- Willingness to work as a team
- Developing and maintaining confidentiality and trust
- Clear and concise standards and expectations.
- Civility and encouragement
- Respectful interactions
- Conflict management
- Valuing diversity
- Customer satisfaction
- Others input and ideas are valued and utilized
- Focus on problem solving vs. blaming
- Empowerment of employees in decision making
- Positive and constructive feedback
- Coaching and mentorship by management in order to develop employee skills
- Expressed desire for employee success
- No intimidation, harassment, or bullying
Q. Is Respect one of Boise State University’s Shared Values?
A. Yes. Respect is one of Boise States Shared Values. Respect is defined as treating people with dignity regardless of who they are and what they believe. A respectful person is attentive, listens well, treats others with consideration and doesn’t resort to intimidation, coercion or violence to persuade.
Q. I have an employee who constantly disrespects other employees and leadership. As a manager do I have grounds to take disciplinary action against this employee even though he is not breaking any laws?

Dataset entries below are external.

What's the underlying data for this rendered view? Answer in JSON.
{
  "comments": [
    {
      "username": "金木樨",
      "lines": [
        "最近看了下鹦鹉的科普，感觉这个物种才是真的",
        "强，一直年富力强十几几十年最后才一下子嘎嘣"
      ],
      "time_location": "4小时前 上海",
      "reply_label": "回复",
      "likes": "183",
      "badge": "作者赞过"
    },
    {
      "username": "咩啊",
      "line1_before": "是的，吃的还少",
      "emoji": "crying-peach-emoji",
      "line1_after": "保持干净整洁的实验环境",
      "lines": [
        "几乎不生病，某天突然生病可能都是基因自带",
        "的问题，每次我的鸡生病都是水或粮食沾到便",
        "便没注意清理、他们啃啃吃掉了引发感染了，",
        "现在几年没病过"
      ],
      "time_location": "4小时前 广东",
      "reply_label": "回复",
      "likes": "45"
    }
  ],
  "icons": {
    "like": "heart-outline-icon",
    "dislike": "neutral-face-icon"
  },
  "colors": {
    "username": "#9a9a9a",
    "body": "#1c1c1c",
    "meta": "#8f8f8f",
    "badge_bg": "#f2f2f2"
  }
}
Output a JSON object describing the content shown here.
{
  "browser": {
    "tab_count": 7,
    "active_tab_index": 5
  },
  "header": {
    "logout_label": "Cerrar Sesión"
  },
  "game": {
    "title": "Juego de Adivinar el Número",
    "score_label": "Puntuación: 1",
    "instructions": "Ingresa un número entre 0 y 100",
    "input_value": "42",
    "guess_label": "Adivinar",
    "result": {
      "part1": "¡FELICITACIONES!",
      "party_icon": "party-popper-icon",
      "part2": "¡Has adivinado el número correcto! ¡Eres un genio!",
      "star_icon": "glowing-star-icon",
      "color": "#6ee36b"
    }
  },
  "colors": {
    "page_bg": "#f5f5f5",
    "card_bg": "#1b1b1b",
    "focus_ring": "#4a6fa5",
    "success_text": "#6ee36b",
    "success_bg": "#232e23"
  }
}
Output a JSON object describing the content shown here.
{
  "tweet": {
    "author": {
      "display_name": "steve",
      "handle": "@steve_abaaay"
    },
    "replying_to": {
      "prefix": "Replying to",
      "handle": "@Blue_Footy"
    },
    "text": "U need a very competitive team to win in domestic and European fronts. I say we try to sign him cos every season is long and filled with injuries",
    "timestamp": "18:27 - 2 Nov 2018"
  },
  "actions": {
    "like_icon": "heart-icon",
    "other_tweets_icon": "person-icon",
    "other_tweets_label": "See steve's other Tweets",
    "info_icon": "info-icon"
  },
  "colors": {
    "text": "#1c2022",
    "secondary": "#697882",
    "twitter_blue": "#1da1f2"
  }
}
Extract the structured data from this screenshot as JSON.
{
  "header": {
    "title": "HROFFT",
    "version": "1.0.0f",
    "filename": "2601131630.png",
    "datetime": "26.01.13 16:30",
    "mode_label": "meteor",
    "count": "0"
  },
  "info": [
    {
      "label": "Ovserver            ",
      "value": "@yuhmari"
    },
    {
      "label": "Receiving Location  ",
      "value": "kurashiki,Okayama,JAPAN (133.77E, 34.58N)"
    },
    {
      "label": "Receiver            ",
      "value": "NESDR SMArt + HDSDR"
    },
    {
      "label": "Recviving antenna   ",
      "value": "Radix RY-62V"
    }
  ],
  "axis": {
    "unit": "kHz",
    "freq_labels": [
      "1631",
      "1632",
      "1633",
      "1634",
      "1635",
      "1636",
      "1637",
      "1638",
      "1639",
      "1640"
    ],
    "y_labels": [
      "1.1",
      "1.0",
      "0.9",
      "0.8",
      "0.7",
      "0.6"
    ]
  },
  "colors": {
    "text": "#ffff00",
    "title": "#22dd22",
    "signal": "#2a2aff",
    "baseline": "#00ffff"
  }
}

A. Boise State University’s Shared Values are a part of the University’s policies. Even though the employee is not breaking any laws they are breaking University policy and are subject to remedial action. The employee should be approached about their disrespectful behavior. Depending on the situation and severity of the disrespectful behavior, actions can be as simple as a conversation, or severe as dismissal. A performance evaluation may need to be completed to evaluate if the employee’s actions are affecting their performance or the performance of fellow employees. Just because something is not against the law doesn’t mean that it is acceptable in the workplace. Boise State University’s Shared Values and Standards of Conduct are just as applicable as the law for all members of the University Community.
Q. As a manager how can I apply the Shared Values and Standards of Conduct to what I do at work?
A. The University’s Shared Values and Standards of Conduct are guidelines that can help us create and support a respectful workplace. We are all responsible for taking an active role in creating a respectful workplace. As managers, it is important that you lead by example and model the University’s values and standards. You are responsible for your actions and the actions of your employees. If you hire the right people and train them correctly in the University’s culture of Shared Values and Standards it will be easy to apply those standards and values in the workplace.
Q. I have an employee who consistently results to intimidation, coercion or violence to persuade others. How can I approach this employee about her behavior?
A. Boise State University is a business and has a duty to uphold standards and values in order to support all students and employees. Boise State University strives to produce a culture of respect that is free of discrimination, harassment, threats, and intimidation. Intimidation, coercion and violence are unacceptable behaviors in the workplace and against the University’s values and standards. The supervisor should have a conversation with the employee and depending on the severity of the employees actions, remedial actions may need to be taken. If you are unsure of how to handle the situation contact the director of your department or HR for further assistance. Remedial actions will depend on the severity of the behavior.
- Equal Employment Opportunity
- Kim Crandall, Director of Employee Relations, AA/EEO email@example.com, 208-426-4419
- Statement of Shared Values
- Standards of Conduct
- Performance Management Training
- Classified Employee Due Process Flow Chart
- Classified Problem Solving Process Flow Chart
- Managing Attendance Issues Toolkit Information
- Classified Employees’ Disciplinary Action policy
- Faculty Grievance Policy
- Policy on Nondiscrimination and Affirmative Action
- Boise State University policy for reporting and protection of employees who report waste and violation of law, rule, or regulation
- Professional Staff Grievances and Appeals Policy
- Classified Employee Problem Solving and Due-Process Policy
Original: July 30, 2013
Last Update: August 20, 2013